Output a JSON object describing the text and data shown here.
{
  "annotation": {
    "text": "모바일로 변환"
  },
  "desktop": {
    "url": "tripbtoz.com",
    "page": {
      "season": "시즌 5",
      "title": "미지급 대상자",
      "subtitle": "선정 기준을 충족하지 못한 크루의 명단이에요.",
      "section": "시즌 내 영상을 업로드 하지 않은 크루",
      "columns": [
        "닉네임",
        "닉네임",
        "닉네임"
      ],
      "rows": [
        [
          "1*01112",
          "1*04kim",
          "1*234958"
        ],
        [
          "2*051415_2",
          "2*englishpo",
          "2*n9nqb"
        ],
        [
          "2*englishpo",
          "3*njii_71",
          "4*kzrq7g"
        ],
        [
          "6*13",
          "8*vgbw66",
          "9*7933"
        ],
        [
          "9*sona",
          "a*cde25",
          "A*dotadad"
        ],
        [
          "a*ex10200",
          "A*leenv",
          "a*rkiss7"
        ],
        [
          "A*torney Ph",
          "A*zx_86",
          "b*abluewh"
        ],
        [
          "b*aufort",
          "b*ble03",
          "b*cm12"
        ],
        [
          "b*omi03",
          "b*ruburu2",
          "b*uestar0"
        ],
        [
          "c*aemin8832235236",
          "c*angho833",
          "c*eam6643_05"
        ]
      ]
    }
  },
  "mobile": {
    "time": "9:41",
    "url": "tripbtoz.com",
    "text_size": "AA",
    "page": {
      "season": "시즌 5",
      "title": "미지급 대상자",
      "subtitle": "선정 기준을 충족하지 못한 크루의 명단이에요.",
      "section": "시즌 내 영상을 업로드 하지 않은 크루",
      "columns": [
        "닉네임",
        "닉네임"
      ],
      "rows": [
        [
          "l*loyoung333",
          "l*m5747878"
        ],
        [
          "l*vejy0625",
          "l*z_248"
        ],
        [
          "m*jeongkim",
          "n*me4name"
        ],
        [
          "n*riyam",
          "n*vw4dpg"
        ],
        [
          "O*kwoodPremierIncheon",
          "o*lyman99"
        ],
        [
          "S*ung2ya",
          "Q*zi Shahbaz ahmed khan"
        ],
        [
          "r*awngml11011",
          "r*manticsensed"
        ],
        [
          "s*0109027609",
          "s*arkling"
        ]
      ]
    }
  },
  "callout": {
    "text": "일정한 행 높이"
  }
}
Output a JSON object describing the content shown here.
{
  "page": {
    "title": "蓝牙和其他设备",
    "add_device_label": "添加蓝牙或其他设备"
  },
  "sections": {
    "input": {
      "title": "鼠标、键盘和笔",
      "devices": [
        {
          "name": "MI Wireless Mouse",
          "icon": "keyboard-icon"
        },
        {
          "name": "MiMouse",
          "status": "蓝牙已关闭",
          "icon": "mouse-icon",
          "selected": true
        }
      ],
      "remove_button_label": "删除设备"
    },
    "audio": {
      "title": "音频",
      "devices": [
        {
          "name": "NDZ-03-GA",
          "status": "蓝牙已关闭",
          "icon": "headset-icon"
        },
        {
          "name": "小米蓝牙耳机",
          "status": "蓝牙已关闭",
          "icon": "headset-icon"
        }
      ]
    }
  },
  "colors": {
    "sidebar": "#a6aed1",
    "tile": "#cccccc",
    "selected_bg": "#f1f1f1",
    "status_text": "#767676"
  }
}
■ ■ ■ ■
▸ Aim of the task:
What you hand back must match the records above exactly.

▸ Solution:
Output a JSON object describing the text and data shown here.
{
  "annotation": {
    "text": "모바일로 변환"
  },
  "desktop": {
    "url": "tripbtoz.com",
    "page": {
      "season": "시즌 5",
      "title": "미지급 대상자",
      "subtitle": "선정 기준을 충족하지 못한 크루의 명단이에요.",
      "section": "시즌 내 영상을 업로드 하지 않은 크루",
      "columns": [
        "닉네임",
        "닉네임",
        "닉네임"
      ],
      "rows": [
        [
          "1*01112",
          "1*04kim",
          "1*234958"
        ],
        [
          "2*051415_2",
          "2*englishpo",
          "2*n9nqb"
        ],
        [
          "2*englishpo",
          "3*njii_71",
          "4*kzrq7g"
        ],
        [
          "6*13",
          "8*vgbw66",
          "9*7933"
        ],
        [
          "9*sona",
          "a*cde25",
          "A*dotadad"
        ],
        [
          "a*ex10200",
          "A*leenv",
          "a*rkiss7"
        ],
        [
          "A*torney Ph",
          "A*zx_86",
          "b*abluewh"
        ],
        [
          "b*aufort",
          "b*ble03",
          "b*cm12"
        ],
        [
          "b*omi03",
          "b*ruburu2",
          "b*uestar0"
        ],
        [
          "c*aemin8832235236",
          "c*angho833",
          "c*eam6643_05"
        ]
      ]
    }
  },
  "mobile": {
    "time": "9:41",
    "url": "tripbtoz.com",
    "text_size": "AA",
    "page": {
      "season": "시즌 5",
      "title": "미지급 대상자",
      "subtitle": "선정 기준을 충족하지 못한 크루의 명단이에요.",
      "section": "시즌 내 영상을 업로드 하지 않은 크루",
      "columns": [
        "닉네임",
        "닉네임"
      ],
      "rows": [
        [
          "l*loyoung333",
          "l*m5747878"
        ],
        [
          "l*vejy0625",
          "l*z_248"
        ],
        [
          "m*jeongkim",
          "n*me4name"
        ],
        [
          "n*riyam",
          "n*vw4dpg"
        ],
        [
          "O*kwoodPremierIncheon",
          "o*lyman99"
        ],
        [
          "S*ung2ya",
          "Q*zi Shahbaz ahmed khan"
        ],
        [
          "r*awngml11011",
          "r*manticsensed"
        ],
        [
          "s*0109027609",
          "s*arkling"
        ]
      ]
    }
  },
  "callout": {
    "text": "일정한 행 높이"
  }
}
Output a JSON object describing the content shown here.
{
  "page": {
    "title": "蓝牙和其他设备",
    "add_device_label": "添加蓝牙或其他设备"
  },
  "sections": {
    "input": {
      "title": "鼠标、键盘和笔",
      "devices": [
        {
          "name": "MI Wireless Mouse",
          "icon": "keyboard-icon"
        },
        {
          "name": "MiMouse",
          "status": "蓝牙已关闭",
          "icon": "mouse-icon",
          "selected": true
        }
      ],
      "remove_button_label": "删除设备"
    },
    "audio": {
      "title": "音频",
      "devices": [
        {
          "name": "NDZ-03-GA",
          "status": "蓝牙已关闭",
          "icon": "headset-icon"
        },
        {
          "name": "小米蓝牙耳机",
          "status": "蓝牙已关闭",
          "icon": "headset-icon"
        }
      ]
    }
  },
  "colors": {
    "sidebar": "#a6aed1",
    "tile": "#cccccc",
    "selected_bg": "#f1f1f1",
    "status_text": "#767676"
  }
}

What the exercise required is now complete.